# Kant's First Antinomy, of Space and Time

### Critique of Pure Reason, pp. A 426-429, Norman Kemp Smith translation

Kant's Antinomy of Space and Time is the first of four Antinomies. The meaning of the Antinomies and the possibility of expanding them is considered elsewhere (http://www.friesian.com/antinom.htm).
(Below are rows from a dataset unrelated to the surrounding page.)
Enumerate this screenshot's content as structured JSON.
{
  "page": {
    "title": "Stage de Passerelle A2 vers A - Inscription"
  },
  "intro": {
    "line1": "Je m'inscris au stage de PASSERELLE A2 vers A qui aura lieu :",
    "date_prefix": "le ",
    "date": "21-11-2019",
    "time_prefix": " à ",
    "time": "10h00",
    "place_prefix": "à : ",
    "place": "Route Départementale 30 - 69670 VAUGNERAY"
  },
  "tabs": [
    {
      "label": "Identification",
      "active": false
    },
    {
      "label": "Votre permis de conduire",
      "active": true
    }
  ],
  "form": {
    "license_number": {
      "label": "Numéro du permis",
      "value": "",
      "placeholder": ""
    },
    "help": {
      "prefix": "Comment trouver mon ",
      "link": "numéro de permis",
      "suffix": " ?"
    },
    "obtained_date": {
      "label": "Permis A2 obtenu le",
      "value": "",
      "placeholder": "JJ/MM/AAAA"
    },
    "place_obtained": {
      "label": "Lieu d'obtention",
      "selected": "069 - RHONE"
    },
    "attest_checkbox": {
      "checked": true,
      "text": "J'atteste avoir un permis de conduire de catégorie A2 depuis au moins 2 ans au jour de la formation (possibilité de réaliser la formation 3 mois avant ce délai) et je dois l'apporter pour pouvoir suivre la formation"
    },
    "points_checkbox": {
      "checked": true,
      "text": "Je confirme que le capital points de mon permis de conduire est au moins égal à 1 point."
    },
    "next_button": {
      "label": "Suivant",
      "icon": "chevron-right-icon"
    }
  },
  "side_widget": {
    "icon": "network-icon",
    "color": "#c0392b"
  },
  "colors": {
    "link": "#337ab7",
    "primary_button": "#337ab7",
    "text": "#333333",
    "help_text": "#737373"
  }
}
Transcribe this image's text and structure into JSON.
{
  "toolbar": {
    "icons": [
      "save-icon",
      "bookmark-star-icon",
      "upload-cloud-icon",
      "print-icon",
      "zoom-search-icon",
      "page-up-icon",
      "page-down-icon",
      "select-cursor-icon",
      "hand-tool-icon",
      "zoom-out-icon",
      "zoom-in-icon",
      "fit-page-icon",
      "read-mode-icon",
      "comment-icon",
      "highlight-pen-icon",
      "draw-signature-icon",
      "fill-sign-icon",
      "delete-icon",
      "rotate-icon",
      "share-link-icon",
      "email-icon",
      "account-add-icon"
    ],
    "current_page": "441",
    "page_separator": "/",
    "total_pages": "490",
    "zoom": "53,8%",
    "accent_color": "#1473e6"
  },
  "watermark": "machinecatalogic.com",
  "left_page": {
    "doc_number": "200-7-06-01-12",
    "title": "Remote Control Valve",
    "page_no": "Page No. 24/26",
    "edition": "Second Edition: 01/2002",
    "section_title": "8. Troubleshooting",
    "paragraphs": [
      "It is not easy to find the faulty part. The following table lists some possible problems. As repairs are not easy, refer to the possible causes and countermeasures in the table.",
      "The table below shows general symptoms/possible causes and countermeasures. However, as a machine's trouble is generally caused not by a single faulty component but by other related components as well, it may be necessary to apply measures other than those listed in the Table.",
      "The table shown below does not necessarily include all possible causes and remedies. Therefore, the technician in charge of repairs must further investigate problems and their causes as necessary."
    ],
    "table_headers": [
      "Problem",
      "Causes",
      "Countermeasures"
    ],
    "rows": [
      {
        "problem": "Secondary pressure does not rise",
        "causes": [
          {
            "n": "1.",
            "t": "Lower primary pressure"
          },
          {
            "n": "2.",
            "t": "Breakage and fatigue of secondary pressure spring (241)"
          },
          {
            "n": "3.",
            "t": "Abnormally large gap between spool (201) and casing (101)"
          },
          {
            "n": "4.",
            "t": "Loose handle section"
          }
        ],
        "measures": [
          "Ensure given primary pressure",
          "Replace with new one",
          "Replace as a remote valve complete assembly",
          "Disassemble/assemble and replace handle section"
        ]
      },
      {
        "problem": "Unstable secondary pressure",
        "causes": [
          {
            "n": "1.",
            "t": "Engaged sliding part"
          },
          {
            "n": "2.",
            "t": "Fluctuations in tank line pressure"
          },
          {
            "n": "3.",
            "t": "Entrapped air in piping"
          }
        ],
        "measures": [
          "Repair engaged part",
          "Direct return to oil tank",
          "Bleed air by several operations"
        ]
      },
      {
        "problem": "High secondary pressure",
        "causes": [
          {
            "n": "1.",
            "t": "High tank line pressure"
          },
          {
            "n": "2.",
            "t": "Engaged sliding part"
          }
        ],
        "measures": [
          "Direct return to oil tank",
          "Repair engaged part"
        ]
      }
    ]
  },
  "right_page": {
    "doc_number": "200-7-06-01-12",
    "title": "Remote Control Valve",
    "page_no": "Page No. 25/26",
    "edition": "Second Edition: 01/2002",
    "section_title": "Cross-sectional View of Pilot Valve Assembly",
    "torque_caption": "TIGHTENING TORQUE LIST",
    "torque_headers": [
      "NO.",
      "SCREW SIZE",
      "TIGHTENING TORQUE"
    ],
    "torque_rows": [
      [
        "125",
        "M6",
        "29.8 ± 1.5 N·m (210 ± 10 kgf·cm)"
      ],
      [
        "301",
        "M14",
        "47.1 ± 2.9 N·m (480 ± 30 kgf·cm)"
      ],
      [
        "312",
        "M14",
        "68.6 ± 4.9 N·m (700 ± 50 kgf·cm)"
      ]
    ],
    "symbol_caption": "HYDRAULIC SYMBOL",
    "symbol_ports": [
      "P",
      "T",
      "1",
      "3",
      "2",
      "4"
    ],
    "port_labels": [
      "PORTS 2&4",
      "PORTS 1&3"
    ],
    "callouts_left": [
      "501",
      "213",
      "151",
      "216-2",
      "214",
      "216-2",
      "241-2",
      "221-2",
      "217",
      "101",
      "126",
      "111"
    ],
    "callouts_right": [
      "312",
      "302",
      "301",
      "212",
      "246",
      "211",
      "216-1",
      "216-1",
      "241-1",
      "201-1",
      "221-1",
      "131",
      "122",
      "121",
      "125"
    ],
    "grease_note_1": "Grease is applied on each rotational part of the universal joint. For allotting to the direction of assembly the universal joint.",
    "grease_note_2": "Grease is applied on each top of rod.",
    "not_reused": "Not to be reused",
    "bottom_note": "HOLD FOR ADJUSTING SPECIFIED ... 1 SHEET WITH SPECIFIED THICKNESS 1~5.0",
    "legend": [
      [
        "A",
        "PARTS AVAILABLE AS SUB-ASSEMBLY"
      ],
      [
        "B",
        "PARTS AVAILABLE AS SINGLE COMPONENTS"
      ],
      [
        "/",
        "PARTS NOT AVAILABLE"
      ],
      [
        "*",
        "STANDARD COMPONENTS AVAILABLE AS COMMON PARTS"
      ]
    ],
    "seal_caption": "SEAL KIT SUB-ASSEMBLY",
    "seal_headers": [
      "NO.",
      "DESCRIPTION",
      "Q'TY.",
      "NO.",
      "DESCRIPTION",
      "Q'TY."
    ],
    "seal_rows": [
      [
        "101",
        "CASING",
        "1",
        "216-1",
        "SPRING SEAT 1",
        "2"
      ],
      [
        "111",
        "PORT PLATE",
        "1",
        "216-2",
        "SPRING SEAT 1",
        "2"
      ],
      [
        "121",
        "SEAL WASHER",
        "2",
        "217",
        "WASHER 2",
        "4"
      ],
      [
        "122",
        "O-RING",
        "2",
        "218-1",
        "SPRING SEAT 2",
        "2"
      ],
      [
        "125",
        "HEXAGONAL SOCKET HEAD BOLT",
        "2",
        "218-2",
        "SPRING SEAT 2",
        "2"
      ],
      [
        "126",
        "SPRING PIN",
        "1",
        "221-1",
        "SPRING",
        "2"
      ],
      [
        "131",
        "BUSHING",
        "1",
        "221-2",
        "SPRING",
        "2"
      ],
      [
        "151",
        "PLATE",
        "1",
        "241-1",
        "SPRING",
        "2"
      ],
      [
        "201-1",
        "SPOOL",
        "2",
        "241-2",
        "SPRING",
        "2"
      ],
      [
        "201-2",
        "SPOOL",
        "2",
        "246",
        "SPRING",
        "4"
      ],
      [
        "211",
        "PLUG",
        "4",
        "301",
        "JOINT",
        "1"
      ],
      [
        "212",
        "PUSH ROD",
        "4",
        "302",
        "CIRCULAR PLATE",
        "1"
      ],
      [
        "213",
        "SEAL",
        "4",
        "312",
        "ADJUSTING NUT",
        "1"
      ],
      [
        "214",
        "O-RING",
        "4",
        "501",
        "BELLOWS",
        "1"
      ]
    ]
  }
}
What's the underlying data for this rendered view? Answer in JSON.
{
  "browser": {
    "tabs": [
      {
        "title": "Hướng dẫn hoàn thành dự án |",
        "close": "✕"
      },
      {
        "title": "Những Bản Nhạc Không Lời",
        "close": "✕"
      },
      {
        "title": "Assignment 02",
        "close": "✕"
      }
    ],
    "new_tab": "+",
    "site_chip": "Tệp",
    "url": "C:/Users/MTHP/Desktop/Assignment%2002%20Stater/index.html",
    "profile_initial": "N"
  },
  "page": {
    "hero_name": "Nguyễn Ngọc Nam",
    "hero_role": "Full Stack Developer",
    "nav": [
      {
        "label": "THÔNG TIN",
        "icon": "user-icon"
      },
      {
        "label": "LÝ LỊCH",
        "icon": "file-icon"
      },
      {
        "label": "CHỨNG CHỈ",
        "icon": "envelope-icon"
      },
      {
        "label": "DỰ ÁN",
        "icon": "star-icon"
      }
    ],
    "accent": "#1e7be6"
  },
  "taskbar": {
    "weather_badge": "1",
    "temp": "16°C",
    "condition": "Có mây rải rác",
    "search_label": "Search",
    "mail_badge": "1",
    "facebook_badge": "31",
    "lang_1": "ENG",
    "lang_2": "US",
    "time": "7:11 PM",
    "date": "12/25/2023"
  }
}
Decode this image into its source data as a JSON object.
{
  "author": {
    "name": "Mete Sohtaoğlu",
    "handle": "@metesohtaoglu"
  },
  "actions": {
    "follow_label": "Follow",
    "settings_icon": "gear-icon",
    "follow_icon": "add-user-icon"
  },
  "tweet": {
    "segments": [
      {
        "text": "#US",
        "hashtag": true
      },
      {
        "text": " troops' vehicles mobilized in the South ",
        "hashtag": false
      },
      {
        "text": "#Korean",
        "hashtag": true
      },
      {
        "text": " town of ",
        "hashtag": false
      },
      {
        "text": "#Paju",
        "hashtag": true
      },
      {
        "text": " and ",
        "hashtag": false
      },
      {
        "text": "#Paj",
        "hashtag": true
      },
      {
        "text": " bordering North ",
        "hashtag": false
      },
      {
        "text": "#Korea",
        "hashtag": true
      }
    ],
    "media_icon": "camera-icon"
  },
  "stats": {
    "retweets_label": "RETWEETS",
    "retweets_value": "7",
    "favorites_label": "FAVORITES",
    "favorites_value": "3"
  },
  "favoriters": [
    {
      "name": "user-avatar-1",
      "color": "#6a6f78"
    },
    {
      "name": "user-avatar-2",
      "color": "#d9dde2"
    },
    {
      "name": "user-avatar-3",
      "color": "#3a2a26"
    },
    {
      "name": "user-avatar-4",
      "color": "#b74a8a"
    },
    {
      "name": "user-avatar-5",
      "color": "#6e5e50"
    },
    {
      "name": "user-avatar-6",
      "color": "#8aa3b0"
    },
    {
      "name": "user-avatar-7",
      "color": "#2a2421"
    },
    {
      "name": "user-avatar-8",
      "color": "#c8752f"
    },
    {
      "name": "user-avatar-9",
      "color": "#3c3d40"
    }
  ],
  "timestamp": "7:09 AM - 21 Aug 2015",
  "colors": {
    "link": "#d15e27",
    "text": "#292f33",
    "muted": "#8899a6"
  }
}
ThesisAntithesis
The world has a beginning in time, and is also limited as regards space.The world has no beginning, and no limits in space; it is infinite as regards both time and space.
ProofProof
If we assume that the world has no beginning in time, then up to every given moment an eternity has elapsed, and there has passed away in that world an infinite series of successive states of things. Now the infinity of a series consists in the fact that it can never be completed through successive synthesis. It thus follows that it is impossible for an infinite world-series to have passed away, and that a beginning of the world is therefore a necessary condition of the world's existence. This was the first point that called for proof. As regards the second point, let us again assume the opposite, namely, that the world is an infinite given whole of co-existing things. Now the magnitude of a quantum which is not given in intuition [i.e. perception] as within certain limits, can be thought only through the synthesis of its parts, and the totality of such a quantum only through a synthesis that is brought to completion through repeated addition of unit to unit. In order, therefore, to think, as a whole, the world which fills all spaces, the successive synthesis of the parts of an infinite world must be viewed as completed, that is, an infinite time must be viewed as having elapsed in the enumeration of all co-existing things. This, however, is impossible. An infinite aggregate of actual things cannot therefore be viewed as a given whole, nor consequently as simultaneously given. The world is, therefore, as regards extension in space, not infinite, but is enclosed within limits. This was the second point in dispute.For let us assume that it has a beginning. Since the beginning is an existence which is preceded by a time in which the thing is not, there must have been a preceding time in which the world was not, i.e. an empty time. Now no coming to be of a thing is possible in an empty time, because no part of such a time possesses, as compared with any other, a distinguishing condition of existence rather than of non-existence; and this applies whether the thing is supposed to arise of itself or through some other cause. In the world many series of things can, indeed, begin; but the world itself cannot have a beginning, and is therefore infinite in respect of past time. As regards the second point, let us start by assuming the opposite, namely, that the world in space is finite and limited, and consequently exists in an empty space which is unlimited. Things will therefore not only be related in space but also related to space. Now since the world is an absolute whole beyond which there is no object of intuition, and therefore no correlate with which the world stands in relation, the relation of the world to empty space would be a relation of it to no object. But such a relation, and consequently the limitation of the world by empty space, is nothing. The world cannot, therefore, be limited in space; that is, it is infinite in respect of extension.
These proofs really only use one argument, that an infinite series cannot be completed ("synthesized") either in thought, perception, or imagination. That was roughly Aristotle's argument against infinite space.There are two arguments here: First, that there is no reason for the universe to come to be at one time rather than another, where all points in an empty time are alike. Second, that objects can only be spatially related to each other, not to empty space, which is not an object.

Stephen Hawking says that Kant's arguments for the thesis and antithesis of the antinomy of time are effectively the same (p. 8 in A Brief History of Time), but note that they are really based on quite different principles. The argument for the thesis is based on the impossibility of constructing an infinite series, while the argument for the antithesis is an argument from the principle of "sufficient reason," a kind of argument first used (on just this subject and to this effect) by Parmenides. Although Hawking says that both arguments are based on an "unspoken assumption" of infinite time, he actually agrees with the argument of the thesis that time is not infinite.